When we only consider some future end-state a success, each effort short of that end feels like a failure. At some point after childhood, we lose the joy of discovery inherent in erring. Children are not troubled when they fall down; they pop right up again. When an adult falls, equal time is spent evaluating embarrassment as inventorying injury.

In order to focus on the present, we must give up, at least temporarily, our attachment to our desired goal. If we don’t give up our attachment to the goal, we cannot be in the present because we are thinking about something that hasn’t occurred yet: the goal. This is the goal shift I spoke of earlier. When you shift your goal from the product you are trying to achieve to the process of achieving it, a wonderful phenomenon occurs: all pressure drops away…3 […] This awareness of being where you are and in the present gives you the constant positive reinforcement of reaching your goal over and over again. However, when your mind is only on the finished product, not only do you feel frustrated in every second that you have not met that goal, but you experience anxiety in every “mistake” you make while practicing. You view each mistake as a barrier, something delaying you from realizing your goal and experiencing the joy that reaching that goal is going to give you.4

When, instead, your goal is to focus on the process and stay in the present, then there are no mistakes and no judging. You are just learning and doing. You are executing the activity, observing the outcome, and adjusting yourself and your practice energy to produce the desired result. There are no bad emotions, because you are not judging anything.5

When a new goal is made to focus on the process, the next logical concern becomes progress. While you are walking head-down, observing each footfall, it is easy to wander off course, but focusing on process doesn’t mean you shouldn’t pick your head up and check your aim every so often. Sterner uses the analogy of a final goal being the rudder that guides practice, and I think this is apt.

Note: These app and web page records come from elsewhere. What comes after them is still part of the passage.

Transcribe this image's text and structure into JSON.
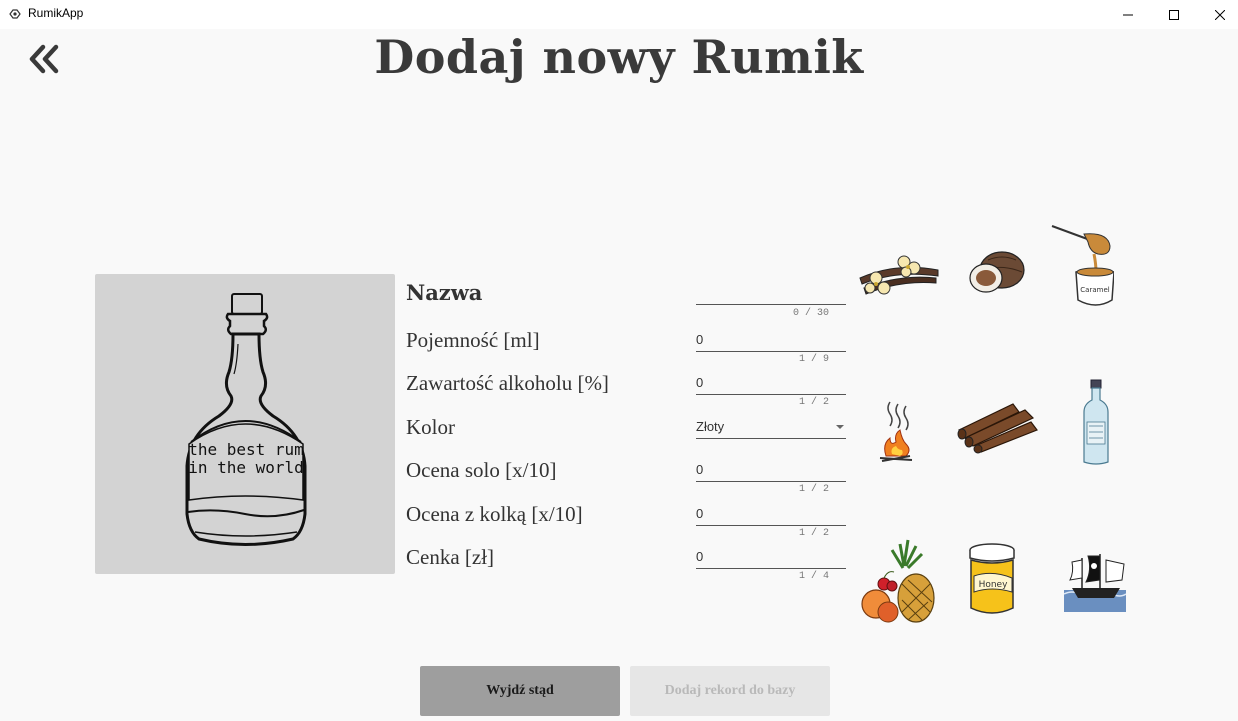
{
  "window": {
    "title": "RumikApp"
  },
  "page": {
    "title": "Dodaj nowy Rumik"
  },
  "bottle": {
    "label_line1": "the best rum",
    "label_line2": "in the world"
  },
  "form": {
    "name": {
      "label": "Nazwa",
      "value": "",
      "counter": "0 / 30"
    },
    "capacity": {
      "label": "Pojemność [ml]",
      "value": "0",
      "counter": "1 / 9"
    },
    "alcohol": {
      "label": "Zawartość alkoholu [%]",
      "value": "0",
      "counter": "1 / 2"
    },
    "color": {
      "label": "Kolor",
      "value": "Złoty"
    },
    "solo_rating": {
      "label": "Ocena solo [x/10]",
      "value": "0",
      "counter": "1 / 2"
    },
    "cola_rating": {
      "label": "Ocena z kolką [x/10]",
      "value": "0",
      "counter": "1 / 2"
    },
    "price": {
      "label": "Cenka [zł]",
      "value": "0",
      "counter": "1 / 4"
    }
  },
  "ingredients": [
    "vanilla-icon",
    "coconut-icon",
    "caramel-icon",
    "smoke-fire-icon",
    "cinnamon-icon",
    "gin-bottle-icon",
    "fruits-icon",
    "honey-icon",
    "pirate-ship-icon"
  ],
  "ingredient_labels": {
    "caramel_jar": "Caramel",
    "honey_jar": "Honey"
  },
  "buttons": {
    "exit": "Wyjdź stąd",
    "add": "Dodaj rekord do bazy"
  }
}
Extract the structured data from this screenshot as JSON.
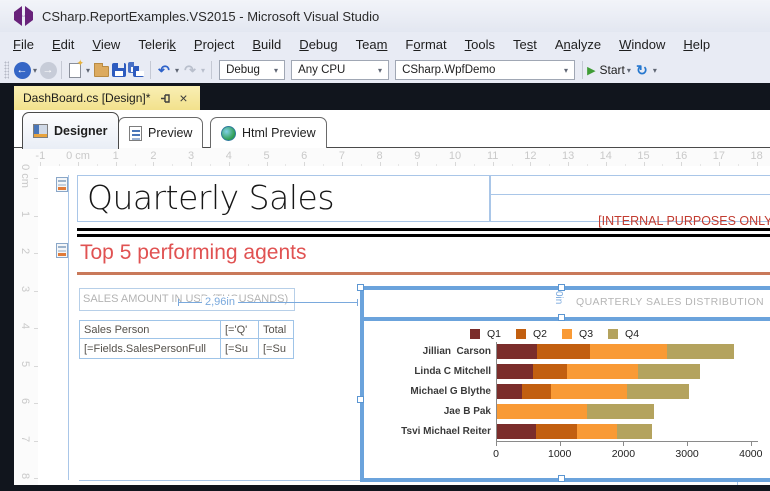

For myself, I continually apply a better check at decision points. Is this next thing going to make me better or not? My nose is not always to the grindstone (or in a book), either. Sometimes a Netflix break will recharge my lost creative energy. Nor does this require an elaborate 10-year plan. I just compare now to last week, yesterday, or this morning.

Better is good enough.